Put yourself in the SEC. Pick a school. Be a parent. Now tell me that you’re okay with you paying that rate for college so you can have a winning college football team. (It’s a trap! I know that few of you are going to be all these things together and actually give a shit because CN’s demographics analysis stated the people who read this site are 80% millionaires!!)
Mister Mike: Is it a big deal? I’m not sure. I agree with Jon in that it’s great that the AD is self-funding, but it’s not surprising to me.
Husker Mike: If you pay ANY attention to the politics in this country, anything that requires government funding is controversial. So it is VERY important because that keeps Nebraska athletics away from those same politicians.
Brian: It’s only a big deal if you’re making money as well as being self sufficient. Great, you’re paying your expenses. How much are you saving for a rainy day? How much is in the savings account? I mean, making money is nice but I’d rather not be in debt. Wanna know one of the biggest schools in debt? Alabama. But, no one says much because BCS title t-shirts and full stadiums pay it off well.
3. Nebraska only gets two night games this season, and both are in the first 2 weeks of the season. Aside from the thoughts of recruiting visits and visibility of the team on TV this year, do you think this will have a good or bad effect on local Lincoln business? Hotels, restaurants, shuttles and parking and all that...
Brandon: Obviously, if you have more night games, you’re going to have more people buying merchandise, sticking around later, etc. On the plus side, these are games during (ideally) good weather conditions in Nebraska. I can’t personally speak for those who are hitting up hotels, but I don’t see the restaurants, shuttles or parking getting dinged too majorly.

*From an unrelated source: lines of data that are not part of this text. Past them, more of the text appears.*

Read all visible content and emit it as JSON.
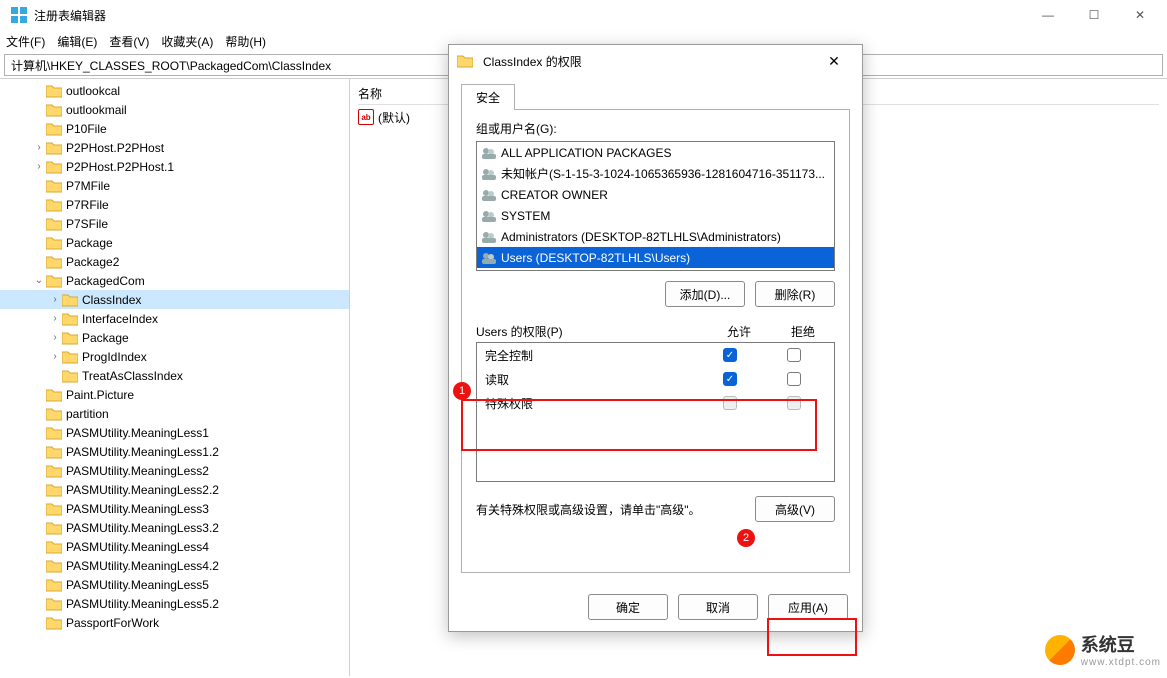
{
  "window": {
    "title": "注册表编辑器",
    "min": "—",
    "max": "☐",
    "close": "✕"
  },
  "menu": [
    "文件(F)",
    "编辑(E)",
    "查看(V)",
    "收藏夹(A)",
    "帮助(H)"
  ],
  "address": "计算机\\HKEY_CLASSES_ROOT\\PackagedCom\\ClassIndex",
  "tree": [
    {
      "indent": 2,
      "chev": "",
      "label": "outlookcal"
    },
    {
      "indent": 2,
      "chev": "",
      "label": "outlookmail"
    },
    {
      "indent": 2,
      "chev": "",
      "label": "P10File"
    },
    {
      "indent": 2,
      "chev": ">",
      "label": "P2PHost.P2PHost"
    },
    {
      "indent": 2,
      "chev": ">",
      "label": "P2PHost.P2PHost.1"
    },
    {
      "indent": 2,
      "chev": "",
      "label": "P7MFile"
    },
    {
      "indent": 2,
      "chev": "",
      "label": "P7RFile"
    },
    {
      "indent": 2,
      "chev": "",
      "label": "P7SFile"
    },
    {
      "indent": 2,
      "chev": "",
      "label": "Package"
    },
    {
      "indent": 2,
      "chev": "",
      "label": "Package2"
    },
    {
      "indent": 2,
      "chev": "v",
      "label": "PackagedCom"
    },
    {
      "indent": 3,
      "chev": ">",
      "label": "ClassIndex",
      "selected": true
    },
    {
      "indent": 3,
      "chev": ">",
      "label": "InterfaceIndex"
    },
    {
      "indent": 3,
      "chev": ">",
      "label": "Package"
    },
    {
      "indent": 3,
      "chev": ">",
      "label": "ProgIdIndex"
    },
    {
      "indent": 3,
      "chev": "",
      "label": "TreatAsClassIndex"
    },
    {
      "indent": 2,
      "chev": "",
      "label": "Paint.Picture"
    },
    {
      "indent": 2,
      "chev": "",
      "label": "partition"
    },
    {
      "indent": 2,
      "chev": "",
      "label": "PASMUtility.MeaningLess1"
    },
    {
      "indent": 2,
      "chev": "",
      "label": "PASMUtility.MeaningLess1.2"
    },
    {
      "indent": 2,
      "chev": "",
      "label": "PASMUtility.MeaningLess2"
    },
    {
      "indent": 2,
      "chev": "",
      "label": "PASMUtility.MeaningLess2.2"
    },
    {
      "indent": 2,
      "chev": "",
      "label": "PASMUtility.MeaningLess3"
    },
    {
      "indent": 2,
      "chev": "",
      "label": "PASMUtility.MeaningLess3.2"
    },
    {
      "indent": 2,
      "chev": "",
      "label": "PASMUtility.MeaningLess4"
    },
    {
      "indent": 2,
      "chev": "",
      "label": "PASMUtility.MeaningLess4.2"
    },
    {
      "indent": 2,
      "chev": "",
      "label": "PASMUtility.MeaningLess5"
    },
    {
      "indent": 2,
      "chev": "",
      "label": "PASMUtility.MeaningLess5.2"
    },
    {
      "indent": 2,
      "chev": "",
      "label": "PassportForWork"
    }
  ],
  "value_header": "名称",
  "value_default": "(默认)",
  "dialog": {
    "title": "ClassIndex 的权限",
    "tab": "安全",
    "group_label": "组或用户名(G):",
    "groups": [
      "ALL APPLICATION PACKAGES",
      "未知帐户(S-1-15-3-1024-1065365936-1281604716-351173...",
      "CREATOR OWNER",
      "SYSTEM",
      "Administrators (DESKTOP-82TLHLS\\Administrators)",
      "Users (DESKTOP-82TLHLS\\Users)"
    ],
    "add_btn": "添加(D)...",
    "remove_btn": "删除(R)",
    "perm_label": "Users 的权限(P)",
    "allow": "允许",
    "deny": "拒绝",
    "perms": [
      {
        "name": "完全控制",
        "allow": true,
        "deny": false
      },
      {
        "name": "读取",
        "allow": true,
        "deny": false
      },
      {
        "name": "特殊权限",
        "allow": false,
        "deny": false,
        "disabled": true
      }
    ],
    "adv_text": "有关特殊权限或高级设置，请单击\"高级\"。",
    "adv_btn": "高级(V)",
    "ok": "确定",
    "cancel": "取消",
    "apply": "应用(A)"
  },
  "badges": {
    "b1": "1",
    "b2": "2"
  },
  "watermark": {
    "brand": "系统豆",
    "url": "www.xtdpt.com"
  }
}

Going to a Huskers game is an experience for hardcore fans or the casual out-of-towner. Then you take into account the travelling fans who are going to want to experience the downtown flavor and let’s turn a negative into a positive here. If Nebraska loses at home, there’s nothing like the opportunity to stun visitors with Husker hospitality.
No reason to leave early if you’re getting free drinks, eh?
Mister Mike: Football Saturday in Lincoln, NE is Football Saturday, period. It’s an all day experience like Brandon said. I really don’t think businesses will be that affected by it at all. And if we want more night games in the future, then we’ve got to start playing like we deserve to be on Prime Time.
Husker Mike: You’d have to ask the business owners, but I suspect that an afternoon game probably is more profitable for them than a morning or evening kickoff. It gives people a chance to do something before and after the game.
As for last year’s bad losses, they have absolutely nothing to do with the reason why more games are not in prime time. UCLA maybe, but Notre Dame was going to win that battle for a TV timeslot no matter what Nebraska did last year. Every other game that would have been a candidate for prime time is in November, and that’s a whole other issue.
Brian: It’s probably a good thing, considering that the longer tailgates seem to go, the more people don’t seem to take alcohol ingestion very well. Hotels will make a lot of money, so will bars, so will other people that live for 8 Saturdays in a year and seemingly forget the other 358 days of the year sometimes. But, if they can get it, so be it. One group of people that has to be happy, however, is the Lincoln Police Department folks. 11am games are hard to get bombed by kickoff (unless you’re really trying, and then you should probably have someone talk to you about that), and everyone is home and ready for SABADO GIGANTE at 6pm at night. Win-win in my book.
By the way, the UCLA game and all the rage over that not being in prime-time? There is another game that I bet gets the prime time spot next to ND-Purdue. Just the rematch of Manziel vs. Saban as Alabama comes west to play TAMU. Now does 11am or 2:30 sound bad all of a sudden?